Weaker Backend Controls
Weak backend or server-side controls refer to all elements that can make a mobile app’s performance suffer outside of the device. Since most mobile apps depend on the server connection to work with the client and server-side, they become vulnerable to the traditional server-side security threats. Moreover, the vast majority of the security vulnerabilities that hackers or attackers exploit belong to the server-side.
Many reasons contribute to server-side threats and vulnerabilities. Here below, we mention a few of them.
- Less security knowledge and know-how about the implementation
- Faster time to market contributing to more security issues and bugs
- Frequent updates exposing to more security issues
- Easy to use frameworks with fewer concerns on security
- Depending too much on the mobile operating system for security
- Ineffective integration and development across platforms
Non-optimized Transport Layer Protection
For more robust mobile app security enforcing the TLS/SSL encryption powered by robust algorithms to hold communications is already a trusted practice. Using unencrypted connections to communicate with the 3d party plugins or solution providers is a big mistake.
As for showcasing your app’s security measures, make sure all certificate errors and warning messages are displayed. This will facilitate more transparency about the encrypted connection quality.
A multitude of input attacks that happen to any mobile application is another big security vulnerability. Experts generally recommend stricter input validation in all entry points of the back-end or server-side to mitigate the front-end injection vulnerabilities.
Least Number of Binary Protections
When the binary protection is entirely absent, attackers can inject malware through reverse engineering of the code. By using the same method, they can also redistribute a pirated application loaded with security threats. This can lead to big fraud and data theft.
Using binary hardening techniques plays a vital role in analyzing and modifying the files to ensure protection against such common exploits. Simultaneously, the app needs to use secure coding techniques to detect jailbreak efforts, checksum controls, certificate pinning, and debugger.
Less Secure Storage
A major security flaw for mobile apps is less secure data storage. The most vulnerable practice among many developers relies on client data storage, which is not protected with a sandbox environment. This allows for unauthorized data access and manipulation.
There should be an extra layer of encryption on top of the OS platform’s basic encryption to ensure optimum data storage security. This ensures delivering a great security setting that can’t be easily violated.
Under-Optimized Authorization and Authentication
Lack of proper authentication makes way for anyone to get anonymous access to an app and backend controls. This vulnerability becomes more common due to the input form factor of any mobile device. Because of this input form factor using short passwords comprising just 4-digit PINs becomes more common.
There are sides to this security issue. In contrast to traditional web apps, mobile apps’ users do not remain online throughout extended sessions, which is further aggravated by the less reliable mobile internet connections. This is why apps often use offline authentication to ensure faster uptime. But this offline authentication can make way for security loopholes.

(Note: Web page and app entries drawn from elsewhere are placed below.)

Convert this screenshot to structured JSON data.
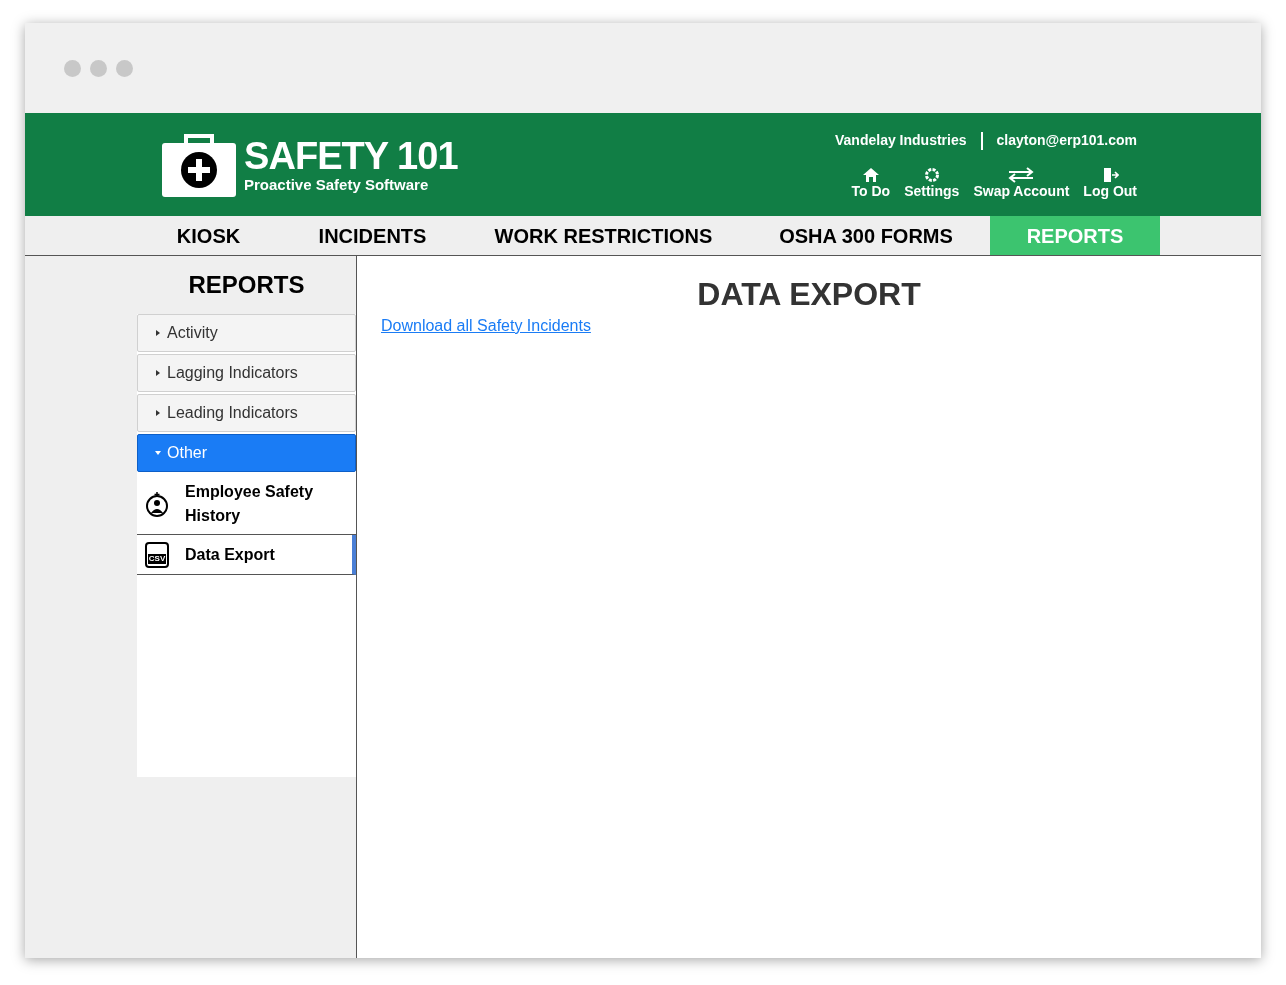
{
  "header": {
    "logo_title": "SAFETY 101",
    "logo_subtitle": "Proactive Safety Software",
    "company": "Vandelay Industries",
    "email": "clayton@erp101.com",
    "actions": [
      {
        "kind": "home",
        "label": "To Do"
      },
      {
        "kind": "gear",
        "label": "Settings"
      },
      {
        "kind": "swap",
        "label": "Swap Account"
      },
      {
        "kind": "logout",
        "label": "Log Out"
      }
    ]
  },
  "tabs": [
    {
      "label": "KIOSK",
      "selected": false
    },
    {
      "label": "INCIDENTS",
      "selected": false
    },
    {
      "label": "WORK RESTRICTIONS",
      "selected": false
    },
    {
      "label": "OSHA 300 FORMS",
      "selected": false
    },
    {
      "label": "REPORTS",
      "selected": true
    }
  ],
  "sidebar": {
    "title": "REPORTS",
    "groups": [
      {
        "label": "Activity",
        "expanded": false
      },
      {
        "label": "Lagging Indicators",
        "expanded": false
      },
      {
        "label": "Leading Indicators",
        "expanded": false
      },
      {
        "label": "Other",
        "expanded": true,
        "children": [
          {
            "kind": "person",
            "label": "Employee Safety History",
            "selected": false
          },
          {
            "kind": "csv",
            "badge": "CSV",
            "label": "Data Export",
            "selected": true
          }
        ]
      }
    ]
  },
  "main": {
    "title": "DATA EXPORT",
    "link": "Download all Safety Incidents"
  }
}
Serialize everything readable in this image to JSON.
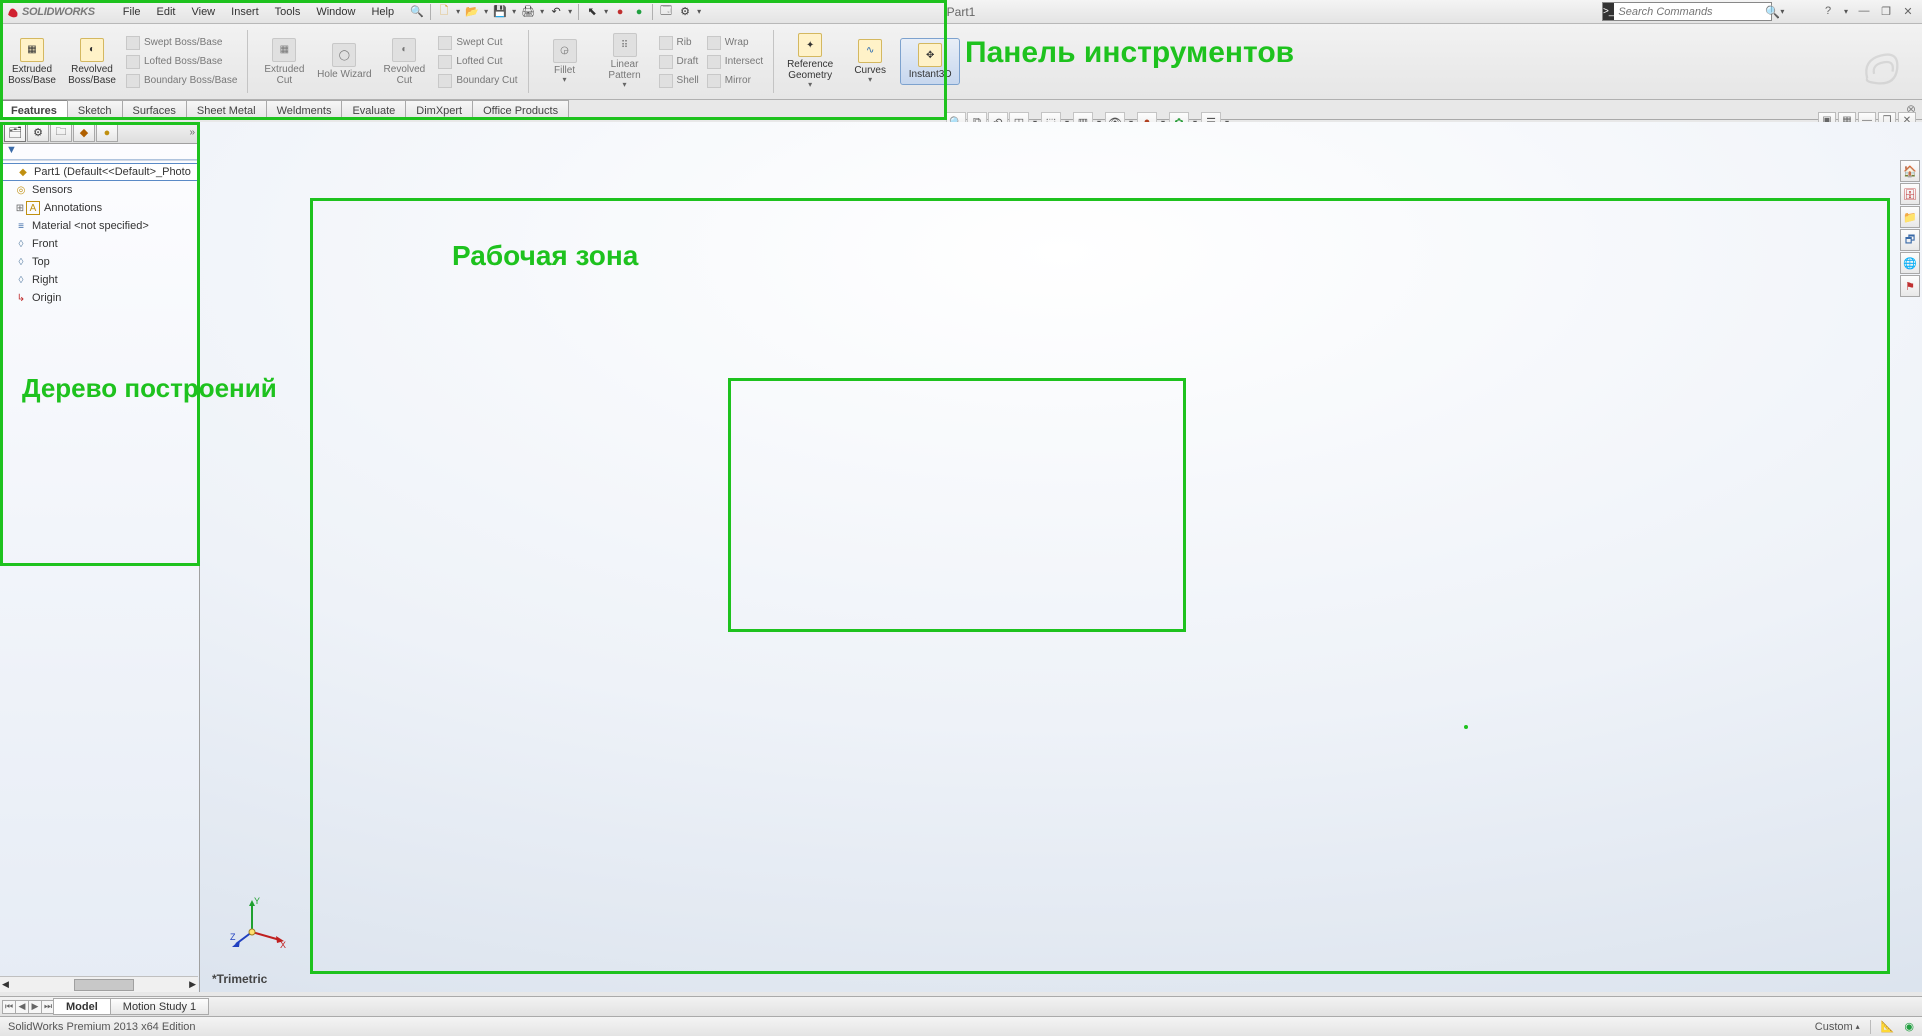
{
  "app": {
    "logo_text": "SOLIDWORKS",
    "doc_title": "Part1"
  },
  "menus": [
    "File",
    "Edit",
    "View",
    "Insert",
    "Tools",
    "Window",
    "Help"
  ],
  "search": {
    "placeholder": "Search Commands"
  },
  "window_controls": {
    "help": "?",
    "min": "—",
    "restore": "❐",
    "close": "✕"
  },
  "ribbon": {
    "extruded_boss": "Extruded Boss/Base",
    "revolved_boss": "Revolved Boss/Base",
    "swept_boss": "Swept Boss/Base",
    "lofted_boss": "Lofted Boss/Base",
    "boundary_boss": "Boundary Boss/Base",
    "extruded_cut": "Extruded Cut",
    "hole_wizard": "Hole Wizard",
    "revolved_cut": "Revolved Cut",
    "swept_cut": "Swept Cut",
    "lofted_cut": "Lofted Cut",
    "boundary_cut": "Boundary Cut",
    "fillet": "Fillet",
    "linear_pattern": "Linear Pattern",
    "rib": "Rib",
    "draft": "Draft",
    "shell": "Shell",
    "wrap": "Wrap",
    "intersect": "Intersect",
    "mirror": "Mirror",
    "ref_geometry": "Reference Geometry",
    "curves": "Curves",
    "instant3d": "Instant3D"
  },
  "ribtabs": [
    "Features",
    "Sketch",
    "Surfaces",
    "Sheet Metal",
    "Weldments",
    "Evaluate",
    "DimXpert",
    "Office Products"
  ],
  "tree": {
    "root": "Part1  (Default<<Default>_Photo",
    "items": [
      "Sensors",
      "Annotations",
      "Material <not specified>",
      "Front",
      "Top",
      "Right",
      "Origin"
    ]
  },
  "annotations": {
    "toolbar_label": "Панель инструментов",
    "tree_label": "Дерево построений",
    "workarea_label": "Рабочая зона"
  },
  "view_name": "*Trimetric",
  "bottom_tabs": {
    "model": "Model",
    "motion": "Motion Study 1"
  },
  "status": {
    "edition": "SolidWorks Premium 2013 x64 Edition",
    "custom": "Custom"
  }
}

The attacker can use brute force techniques to break through the security logins in offline mode. Low-level permissions for carrying out multiple actions further security glitches.
These days broken cryptography has emerged as a major security vulnerability for mobile apps. Generally, mobile data security and cryptography always work hand in hand. Improper cryptography uses or broken cryptography is a key threat to mobile apps.
While most developers, while deploying encryption with a device, use a hardcoded key embedded right in the source code, the cryptography always remains vulnerable to security threats relying on reverse engineering of the app code.
Reverse-Engineering of Mobile Apps Source Code: Important Things to Know
iOS apps are considered fully protected from reverse engineering as the platform defaults using code encryption. The security configuration of the iOS platform needs every app to be fully encrypted and verified by reliable sources. So, as and when an app starts working, the app loader of the iOS platform decrypts the mobile app in memory and executes the code.
The Android platform doesn’t have this default mechanism in place, and hence the developers need to use additional measures to prevent reverse engineering of the app code.
All the security vulnerabilities and threats mentioned above have Ben experienced by developers worldwide. Hence, they bear the testimony of the practical issues experienced with app security over the years. With mobile app security concerns steadily increasing, you can no longer take things for granted anymore.
Jamie Waltz is a Senior mobile app developer at We App IT – An Mobile App Development Company Denmark Offers Various Service App Development Domain. They Have a Dedicated team of developers for each technology includes android & ios. Jamie has 6+ years of experience and holds expertise in App Development. In His Spare Time, He Loves to Share his Idea, Thoughts on Different Technologies Through Writing An Blog Article.